Repeat each record exactly, skipping the pictures.

-- Data extract follows --

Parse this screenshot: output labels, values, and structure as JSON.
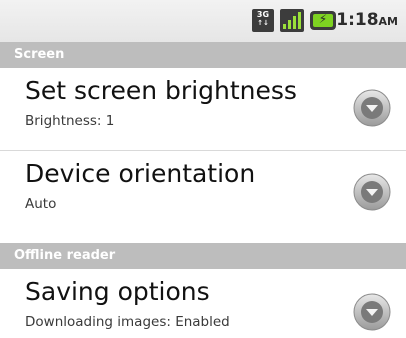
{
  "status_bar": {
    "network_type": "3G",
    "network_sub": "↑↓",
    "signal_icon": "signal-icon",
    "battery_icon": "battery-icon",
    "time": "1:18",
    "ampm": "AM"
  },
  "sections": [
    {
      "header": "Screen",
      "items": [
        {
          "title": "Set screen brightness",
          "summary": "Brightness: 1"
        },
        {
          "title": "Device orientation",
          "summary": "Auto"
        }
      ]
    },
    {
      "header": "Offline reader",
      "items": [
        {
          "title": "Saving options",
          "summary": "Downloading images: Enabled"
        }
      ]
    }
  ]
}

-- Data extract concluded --

• **Solution**:
Parse this screenshot: output labels, values, and structure as JSON.
{
  "status_bar": {
    "network_type": "3G",
    "network_sub": "↑↓",
    "signal_icon": "signal-icon",
    "battery_icon": "battery-icon",
    "time": "1:18",
    "ampm": "AM"
  },
  "sections": [
    {
      "header": "Screen",
      "items": [
        {
          "title": "Set screen brightness",
          "summary": "Brightness: 1"
        },
        {
          "title": "Device orientation",
          "summary": "Auto"
        }
      ]
    },
    {
      "header": "Offline reader",
      "items": [
        {
          "title": "Saving options",
          "summary": "Downloading images: Enabled"
        }
      ]
    }
  ]
}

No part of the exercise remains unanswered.